Website and app data records:
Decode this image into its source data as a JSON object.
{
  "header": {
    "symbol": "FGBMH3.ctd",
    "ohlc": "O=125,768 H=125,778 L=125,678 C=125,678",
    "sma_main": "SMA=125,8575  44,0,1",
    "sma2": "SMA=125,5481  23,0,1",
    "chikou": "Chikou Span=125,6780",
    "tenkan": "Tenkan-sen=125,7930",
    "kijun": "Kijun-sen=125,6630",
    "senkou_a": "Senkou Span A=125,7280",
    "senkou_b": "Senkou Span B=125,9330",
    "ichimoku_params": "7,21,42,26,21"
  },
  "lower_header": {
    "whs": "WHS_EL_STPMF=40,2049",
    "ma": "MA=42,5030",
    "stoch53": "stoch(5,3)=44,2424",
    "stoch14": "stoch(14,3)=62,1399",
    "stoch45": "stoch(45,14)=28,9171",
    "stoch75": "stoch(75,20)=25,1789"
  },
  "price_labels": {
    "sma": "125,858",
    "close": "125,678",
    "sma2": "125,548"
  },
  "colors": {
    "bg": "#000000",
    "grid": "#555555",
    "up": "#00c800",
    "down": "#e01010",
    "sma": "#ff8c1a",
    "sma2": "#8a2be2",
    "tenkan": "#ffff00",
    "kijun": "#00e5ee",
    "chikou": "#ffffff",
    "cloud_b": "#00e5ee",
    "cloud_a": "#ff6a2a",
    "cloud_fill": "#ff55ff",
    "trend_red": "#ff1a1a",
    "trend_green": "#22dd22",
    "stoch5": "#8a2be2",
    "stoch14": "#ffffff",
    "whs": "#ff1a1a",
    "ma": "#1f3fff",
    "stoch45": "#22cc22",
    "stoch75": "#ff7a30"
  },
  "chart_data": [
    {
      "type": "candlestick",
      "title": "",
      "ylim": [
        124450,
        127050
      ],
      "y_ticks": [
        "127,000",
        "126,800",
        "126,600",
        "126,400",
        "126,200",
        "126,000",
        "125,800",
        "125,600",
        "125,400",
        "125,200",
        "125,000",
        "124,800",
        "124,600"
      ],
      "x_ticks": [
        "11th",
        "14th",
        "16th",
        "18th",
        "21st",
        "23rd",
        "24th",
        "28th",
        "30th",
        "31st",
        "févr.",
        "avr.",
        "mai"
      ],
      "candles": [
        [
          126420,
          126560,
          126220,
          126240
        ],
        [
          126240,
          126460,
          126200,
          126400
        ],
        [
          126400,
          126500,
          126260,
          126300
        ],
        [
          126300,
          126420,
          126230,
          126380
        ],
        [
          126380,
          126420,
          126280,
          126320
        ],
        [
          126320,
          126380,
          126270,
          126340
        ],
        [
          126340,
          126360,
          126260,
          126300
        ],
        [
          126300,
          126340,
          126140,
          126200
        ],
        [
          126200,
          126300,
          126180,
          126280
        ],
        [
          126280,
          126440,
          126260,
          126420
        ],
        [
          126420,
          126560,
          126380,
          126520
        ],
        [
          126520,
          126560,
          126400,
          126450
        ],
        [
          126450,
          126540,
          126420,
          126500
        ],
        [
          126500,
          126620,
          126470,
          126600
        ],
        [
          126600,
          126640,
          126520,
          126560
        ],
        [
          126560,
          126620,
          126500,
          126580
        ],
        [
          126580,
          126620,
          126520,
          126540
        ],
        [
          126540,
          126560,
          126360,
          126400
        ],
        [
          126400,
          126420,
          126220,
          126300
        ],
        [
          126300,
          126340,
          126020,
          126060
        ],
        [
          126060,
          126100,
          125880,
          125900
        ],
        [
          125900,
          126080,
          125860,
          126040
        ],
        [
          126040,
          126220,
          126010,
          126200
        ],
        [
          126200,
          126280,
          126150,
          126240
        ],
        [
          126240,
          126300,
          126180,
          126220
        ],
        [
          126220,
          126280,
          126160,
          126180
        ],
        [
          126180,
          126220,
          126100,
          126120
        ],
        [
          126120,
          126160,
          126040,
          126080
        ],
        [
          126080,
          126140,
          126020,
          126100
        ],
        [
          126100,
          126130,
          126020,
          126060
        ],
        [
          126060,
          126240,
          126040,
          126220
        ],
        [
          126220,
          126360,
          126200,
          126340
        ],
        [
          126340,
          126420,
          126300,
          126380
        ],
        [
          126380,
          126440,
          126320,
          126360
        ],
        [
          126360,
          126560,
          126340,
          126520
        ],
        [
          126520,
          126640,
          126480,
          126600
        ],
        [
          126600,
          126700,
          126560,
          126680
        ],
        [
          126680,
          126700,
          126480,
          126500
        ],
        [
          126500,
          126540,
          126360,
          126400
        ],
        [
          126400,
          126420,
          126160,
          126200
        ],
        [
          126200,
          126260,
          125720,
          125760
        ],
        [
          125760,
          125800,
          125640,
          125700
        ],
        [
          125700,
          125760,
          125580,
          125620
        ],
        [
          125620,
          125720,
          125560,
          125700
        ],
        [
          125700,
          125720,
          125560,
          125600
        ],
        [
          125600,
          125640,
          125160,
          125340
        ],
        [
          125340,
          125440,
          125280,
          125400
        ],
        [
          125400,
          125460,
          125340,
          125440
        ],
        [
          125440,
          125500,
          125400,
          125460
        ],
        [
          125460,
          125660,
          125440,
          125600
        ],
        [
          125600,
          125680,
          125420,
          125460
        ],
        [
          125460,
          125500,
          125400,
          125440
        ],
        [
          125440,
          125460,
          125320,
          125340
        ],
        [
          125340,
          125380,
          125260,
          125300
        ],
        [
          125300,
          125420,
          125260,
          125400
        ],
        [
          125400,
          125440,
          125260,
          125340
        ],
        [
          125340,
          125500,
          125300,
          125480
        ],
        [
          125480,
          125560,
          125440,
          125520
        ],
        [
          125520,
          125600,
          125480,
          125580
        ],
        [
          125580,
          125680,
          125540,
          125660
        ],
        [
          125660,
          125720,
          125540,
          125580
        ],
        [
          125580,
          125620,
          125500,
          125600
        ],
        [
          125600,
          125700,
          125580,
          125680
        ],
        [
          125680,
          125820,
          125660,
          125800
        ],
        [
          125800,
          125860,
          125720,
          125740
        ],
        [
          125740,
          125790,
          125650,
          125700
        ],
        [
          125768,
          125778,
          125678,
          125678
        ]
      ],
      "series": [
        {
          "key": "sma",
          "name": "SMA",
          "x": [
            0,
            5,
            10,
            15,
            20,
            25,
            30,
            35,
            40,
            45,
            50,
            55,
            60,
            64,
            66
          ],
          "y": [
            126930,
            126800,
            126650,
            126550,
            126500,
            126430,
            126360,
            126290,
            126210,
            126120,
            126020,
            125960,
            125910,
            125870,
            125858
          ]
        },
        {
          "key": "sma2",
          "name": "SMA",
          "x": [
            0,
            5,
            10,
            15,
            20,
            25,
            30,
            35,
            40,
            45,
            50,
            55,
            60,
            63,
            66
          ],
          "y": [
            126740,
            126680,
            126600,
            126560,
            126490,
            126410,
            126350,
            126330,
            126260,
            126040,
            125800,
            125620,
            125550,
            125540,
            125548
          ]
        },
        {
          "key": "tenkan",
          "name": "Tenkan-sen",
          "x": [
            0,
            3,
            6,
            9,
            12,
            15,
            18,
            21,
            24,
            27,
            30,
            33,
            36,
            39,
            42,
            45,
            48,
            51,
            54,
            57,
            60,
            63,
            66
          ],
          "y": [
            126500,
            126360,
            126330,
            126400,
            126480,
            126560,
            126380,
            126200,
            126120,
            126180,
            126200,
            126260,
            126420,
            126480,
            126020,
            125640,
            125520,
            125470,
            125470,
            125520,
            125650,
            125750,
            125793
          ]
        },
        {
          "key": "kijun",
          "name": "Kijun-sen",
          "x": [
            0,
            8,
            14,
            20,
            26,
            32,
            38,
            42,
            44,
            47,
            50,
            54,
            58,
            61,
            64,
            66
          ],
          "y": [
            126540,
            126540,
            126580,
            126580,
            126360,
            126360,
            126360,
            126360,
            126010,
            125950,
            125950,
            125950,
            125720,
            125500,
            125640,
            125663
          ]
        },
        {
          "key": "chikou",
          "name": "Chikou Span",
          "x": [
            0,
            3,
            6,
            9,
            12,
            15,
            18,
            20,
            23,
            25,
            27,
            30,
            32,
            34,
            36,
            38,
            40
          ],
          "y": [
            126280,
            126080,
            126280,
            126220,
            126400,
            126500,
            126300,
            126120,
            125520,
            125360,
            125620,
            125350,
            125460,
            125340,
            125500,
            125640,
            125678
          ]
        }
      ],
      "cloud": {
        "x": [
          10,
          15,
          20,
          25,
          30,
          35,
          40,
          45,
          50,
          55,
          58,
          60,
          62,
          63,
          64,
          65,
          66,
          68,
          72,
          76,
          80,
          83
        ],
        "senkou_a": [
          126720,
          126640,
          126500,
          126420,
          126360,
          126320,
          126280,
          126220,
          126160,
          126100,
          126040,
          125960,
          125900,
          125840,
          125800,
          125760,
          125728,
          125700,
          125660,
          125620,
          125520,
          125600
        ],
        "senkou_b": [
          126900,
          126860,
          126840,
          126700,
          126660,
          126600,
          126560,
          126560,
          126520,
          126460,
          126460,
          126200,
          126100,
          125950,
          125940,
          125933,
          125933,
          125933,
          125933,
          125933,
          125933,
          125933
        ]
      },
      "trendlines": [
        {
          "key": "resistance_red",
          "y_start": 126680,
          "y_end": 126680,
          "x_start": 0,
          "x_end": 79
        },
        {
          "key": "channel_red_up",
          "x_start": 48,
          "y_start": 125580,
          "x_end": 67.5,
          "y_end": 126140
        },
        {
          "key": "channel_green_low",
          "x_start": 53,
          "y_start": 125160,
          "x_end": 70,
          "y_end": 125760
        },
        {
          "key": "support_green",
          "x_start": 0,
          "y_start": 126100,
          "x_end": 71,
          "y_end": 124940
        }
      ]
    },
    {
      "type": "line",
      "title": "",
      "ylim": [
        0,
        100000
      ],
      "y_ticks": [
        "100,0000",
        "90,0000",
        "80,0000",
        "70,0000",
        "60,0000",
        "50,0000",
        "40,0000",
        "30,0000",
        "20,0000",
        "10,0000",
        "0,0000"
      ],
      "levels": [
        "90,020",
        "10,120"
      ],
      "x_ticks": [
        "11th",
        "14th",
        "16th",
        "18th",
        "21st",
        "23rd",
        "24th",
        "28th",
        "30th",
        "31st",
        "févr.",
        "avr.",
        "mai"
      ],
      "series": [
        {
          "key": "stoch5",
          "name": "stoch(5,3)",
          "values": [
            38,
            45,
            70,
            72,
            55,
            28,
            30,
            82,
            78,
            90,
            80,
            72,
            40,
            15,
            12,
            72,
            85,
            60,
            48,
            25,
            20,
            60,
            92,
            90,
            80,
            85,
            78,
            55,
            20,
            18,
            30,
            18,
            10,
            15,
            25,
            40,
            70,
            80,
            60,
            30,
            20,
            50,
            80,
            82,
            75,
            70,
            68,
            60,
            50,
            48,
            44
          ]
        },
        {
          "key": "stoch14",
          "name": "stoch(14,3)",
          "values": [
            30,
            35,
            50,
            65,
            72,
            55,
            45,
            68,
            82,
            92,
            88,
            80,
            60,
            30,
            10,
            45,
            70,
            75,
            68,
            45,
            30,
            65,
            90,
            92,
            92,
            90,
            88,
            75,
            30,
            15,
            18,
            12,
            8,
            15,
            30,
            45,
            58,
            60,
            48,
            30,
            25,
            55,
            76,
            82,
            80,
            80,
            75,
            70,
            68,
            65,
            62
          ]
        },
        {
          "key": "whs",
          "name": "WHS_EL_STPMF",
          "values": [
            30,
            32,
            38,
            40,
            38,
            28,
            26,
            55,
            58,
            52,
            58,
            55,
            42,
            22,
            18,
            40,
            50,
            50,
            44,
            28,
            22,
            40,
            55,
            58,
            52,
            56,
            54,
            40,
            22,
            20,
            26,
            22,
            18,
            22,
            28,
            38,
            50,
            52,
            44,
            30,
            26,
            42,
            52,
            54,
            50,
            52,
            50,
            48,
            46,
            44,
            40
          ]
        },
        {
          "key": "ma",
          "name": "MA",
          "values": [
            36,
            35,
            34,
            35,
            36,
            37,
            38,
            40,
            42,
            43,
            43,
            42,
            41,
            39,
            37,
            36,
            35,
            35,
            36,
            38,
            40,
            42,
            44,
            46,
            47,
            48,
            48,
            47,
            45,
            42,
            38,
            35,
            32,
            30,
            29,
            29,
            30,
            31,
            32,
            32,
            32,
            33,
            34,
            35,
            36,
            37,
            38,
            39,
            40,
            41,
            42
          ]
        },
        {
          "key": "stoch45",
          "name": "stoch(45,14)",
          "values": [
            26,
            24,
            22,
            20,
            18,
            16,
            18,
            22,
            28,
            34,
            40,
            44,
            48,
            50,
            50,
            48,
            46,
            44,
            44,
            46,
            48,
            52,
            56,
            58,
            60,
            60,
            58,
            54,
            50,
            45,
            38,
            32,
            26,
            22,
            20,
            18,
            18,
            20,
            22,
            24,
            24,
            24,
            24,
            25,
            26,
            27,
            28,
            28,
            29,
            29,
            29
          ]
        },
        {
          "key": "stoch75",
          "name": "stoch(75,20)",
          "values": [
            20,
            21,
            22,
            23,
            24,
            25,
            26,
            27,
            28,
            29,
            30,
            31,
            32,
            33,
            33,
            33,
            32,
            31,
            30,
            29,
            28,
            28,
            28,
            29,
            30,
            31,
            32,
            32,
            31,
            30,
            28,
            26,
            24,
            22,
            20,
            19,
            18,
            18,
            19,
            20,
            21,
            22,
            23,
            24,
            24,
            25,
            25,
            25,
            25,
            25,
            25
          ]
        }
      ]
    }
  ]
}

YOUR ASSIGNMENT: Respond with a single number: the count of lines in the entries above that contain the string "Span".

YOUR SOLUTION: 4